If you are looking, look for a truck. Speaking from an accountant’s point of view, since you are going back to school, yadda yadda, if you have to haul your horse, pay somebody. Vets do make farm calls. If your horse has to go to hospital, pay somebody. I haul for people all the time doing just that. They either can’t get off work, or no hauling equipment, or just want somebody else to haul.

We all want a high mpg, jack of all trades, vehicle to pull our trailers. But you won’t see me pulling with DH’s Prius.

I went to school in Chambersburg and am quite familiar with that drive. Unless you are looking at hauling something like a Brenderup, I would not do it. That is not an easy trailer drive. I did haul a 2H BP for a while with my Ford Explorer- it had the right engine, a transmission cooler, tow package, etc. I think the third or fourth time I towed with, the transmission literally blew into pieces.

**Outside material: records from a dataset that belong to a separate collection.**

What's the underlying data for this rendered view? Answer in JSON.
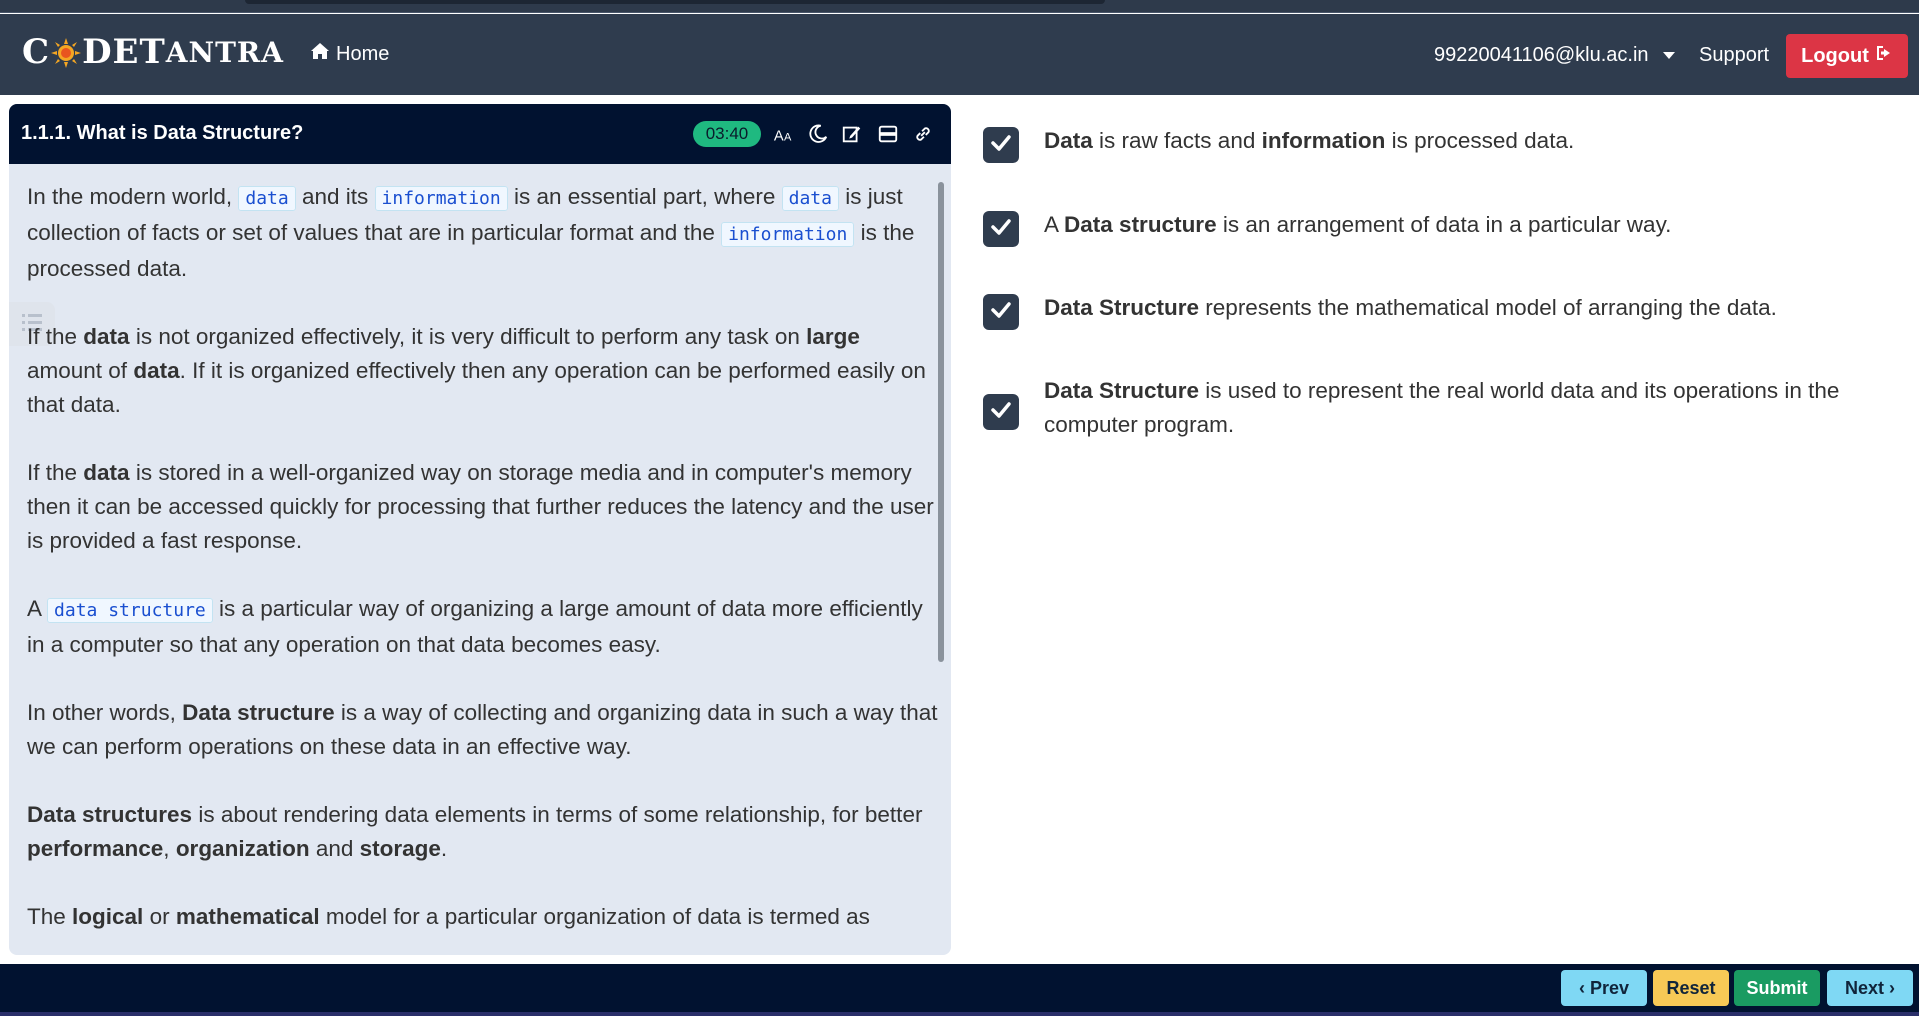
{
  "brand": {
    "part1": "C",
    "part2": "DE",
    "part3": "T",
    "part4": "ANTRA"
  },
  "nav": {
    "home_label": "Home",
    "user_email": "99220041106@klu.ac.in",
    "support_label": "Support",
    "logout_label": "Logout"
  },
  "lesson": {
    "title": "1.1.1. What is Data Structure?",
    "timer": "03:40",
    "icons": [
      "text-size-icon",
      "dark-mode-icon",
      "edit-icon",
      "layout-icon",
      "link-icon"
    ],
    "paragraphs": {
      "p1": {
        "t1": "In the modern world, ",
        "c1": "data",
        "t2": " and its ",
        "c2": "information",
        "t3": " is an essential part, where ",
        "c3": "data",
        "t4": " is just collection of facts or set of values that are in particular format and the ",
        "c4": "information",
        "t5": " is the processed data."
      },
      "p2": {
        "t1": "If the ",
        "b1": "data",
        "t2": " is not organized effectively, it is very difficult to perform any task on ",
        "b2": "large",
        "t3": " amount of ",
        "b3": "data",
        "t4": ". If it is organized effectively then any operation can be performed easily on that data."
      },
      "p3": {
        "t1": "If the ",
        "b1": "data",
        "t2": " is stored in a well-organized way on storage media and in computer's memory then it can be accessed quickly for processing that further reduces the latency and the user is provided a fast response."
      },
      "p4": {
        "t1": "A ",
        "c1": "data structure",
        "t2": " is a particular way of organizing a large amount of data more efficiently in a computer so that any operation on that data becomes easy."
      },
      "p5": {
        "t1": "In other words, ",
        "b1": "Data structure",
        "t2": " is a way of collecting and organizing data in such a way that we can perform operations on these data in an effective way."
      },
      "p6": {
        "b1": "Data structures",
        "t1": " is about rendering data elements in terms of some relationship, for better ",
        "b2": "performance",
        "t2": ", ",
        "b3": "organization",
        "t3": " and ",
        "b4": "storage",
        "t4": "."
      },
      "p7": {
        "t1": "The ",
        "b1": "logical",
        "t2": " or ",
        "b2": "mathematical",
        "t3": " model for a particular organization of data is termed as"
      }
    }
  },
  "checklist": [
    {
      "b1": "Data",
      "t1": " is raw facts and ",
      "b2": "information",
      "t2": " is processed data.",
      "checked": true
    },
    {
      "t0": "A ",
      "b1": "Data structure",
      "t1": " is an arrangement of data in a particular way.",
      "checked": true
    },
    {
      "b1": "Data Structure",
      "t1": " represents the mathematical model of arranging the data.",
      "checked": true
    },
    {
      "b1": "Data Structure",
      "t1": " is used to represent the real world data and its operations in the computer program.",
      "checked": true
    }
  ],
  "actions": {
    "prev_label": "Prev",
    "reset_label": "Reset",
    "submit_label": "Submit",
    "next_label": "Next"
  },
  "colors": {
    "navbar": "#2f3c4e",
    "header_dark": "#011230",
    "panel_bg": "#e2e8f2",
    "timer": "#1fb980",
    "logout": "#dc3545",
    "prev_next": "#7fd8f4",
    "reset": "#f7c956",
    "submit": "#1a9b62"
  }
}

As has been said, there is a big range of tow capacity on these vehicles - that’s why statements like “no SUVs” or " no 1/2 ton trucks" are not that helpful.
Find out exactly what the vehicle is rated to tow, and then go ballpark how much trailers you could afford weigh.

I agree that hauling 6 times a year means there is no way you will come out ahead financially owning your own rig. It may be worth it to you in peace of mind or independence, but strictly on $ terms,no.

I have been hauling with an SUV, a Sequoia, since 2001. I had a Blazer before that and wouldn’t have even attempted it.

Forget the SUV. Just don’t, for all the reasons others have listed. I live in Harrisburg and am very familiar with the drive to NJ, as I grew up in the Poconos; you have some big hills to get up (and down) as you get to Allentown and beyond. And if you’ve never hauled before, that’s all the more reason to have a vehicle that’s more than capable of handling your hauling needs-- an inexperienced driver doesn’t have the skills and instincts built in to handle those OMG moments like trailer sway and whatnot, which are very likely to happen with an underperforming tow vehicle. Far better for you to have a vehicle that can pull (and stop!) the trailer without question so you don’t have to worry about it.

You can get a great deal on a suitable truck on Craigslist and have money left over for the daily driver if necessary. There is a 2000 Chevy 3500 diesel on sale on the Harrisburg Craigslist right now for $3800; there are plenty more in that ballpark.

I picked up a '94 Chevy 2500 on Craigslist last fall; it had 90K miles and needed nothing. I paid $2600 for it. Got my trailer (2H Arndt BP) this spring, also on CL. The trailer was in rough shape, and I spent 2 months rehabbing it with some automotively-inclined friends and family; purchase price + repairs was about $3k. My truck and trailer aren’t pretty, but they’re both functional and SAFE, for under $6k total.

Trailblazer – no. They are light and small. Period. No.

I have an 09 Trailblazer and honestly don’t even like pulling a u-haul with it! Probably because growing up we always hauled with a 3/4-ton truck for our trailer. Not sure if you are looking at the V8 or not, but mine is the V6 4WD with tow package and like I said I did not like pulling the U-haul with it, especially through any hills/mountains (it wasn’t too bad where it was flatter, Mississippi to Arkansas, but from Oklahoma to New Mexico and New Mexico to Arizona were not as much fun!).

I am not saying No because it is an SUV, as there are some that I would tow with if I had to, but that size SUV and having towed u-hauls with one similar I would not tow with it ever.